■ Information provided ■
____

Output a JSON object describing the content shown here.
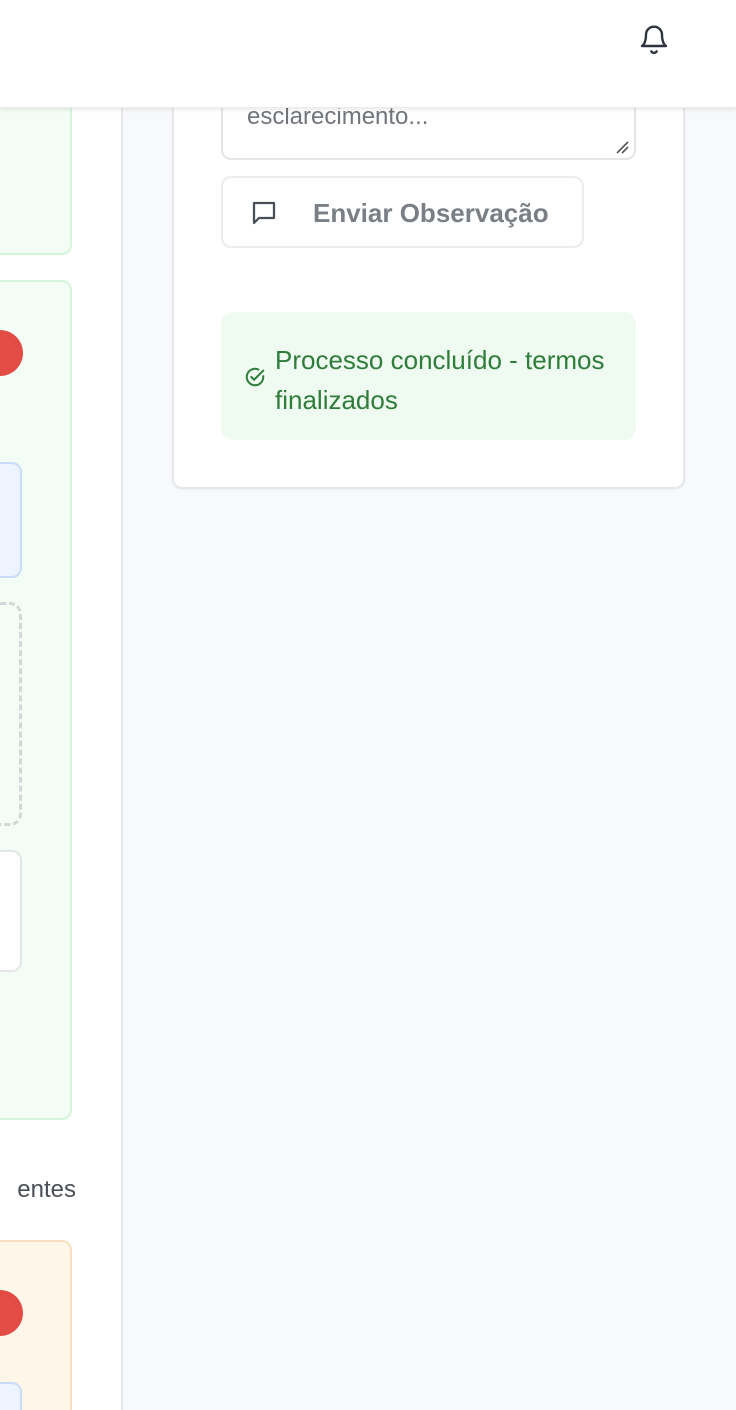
{
  "header": {
    "notification_icon": "bell-icon"
  },
  "left_column": {
    "section_label_fragment": "entes"
  },
  "observation": {
    "textarea_visible_text": "esclarecimento...",
    "send_button_label": "Enviar Observação",
    "send_button_icon": "message-square-icon"
  },
  "status": {
    "message": "Processo concluído - termos finalizados",
    "icon": "check-circle-icon",
    "color": "#2f7d3a",
    "background": "#effaf1"
  },
  "colors": {
    "green_card_bg": "#f3fdf5",
    "green_card_border": "#d6f5dc",
    "orange_card_bg": "#fff6ea",
    "badge_red": "#e34c45",
    "blue_box_bg": "#edf4ff"
  }
}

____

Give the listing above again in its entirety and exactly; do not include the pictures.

Output a JSON object describing the content shown here.
{
  "header": {
    "notification_icon": "bell-icon"
  },
  "left_column": {
    "section_label_fragment": "entes"
  },
  "observation": {
    "textarea_visible_text": "esclarecimento...",
    "send_button_label": "Enviar Observação",
    "send_button_icon": "message-square-icon"
  },
  "status": {
    "message": "Processo concluído - termos finalizados",
    "icon": "check-circle-icon",
    "color": "#2f7d3a",
    "background": "#effaf1"
  },
  "colors": {
    "green_card_bg": "#f3fdf5",
    "green_card_border": "#d6f5dc",
    "orange_card_bg": "#fff6ea",
    "badge_red": "#e34c45",
    "blue_box_bg": "#edf4ff"
  }
}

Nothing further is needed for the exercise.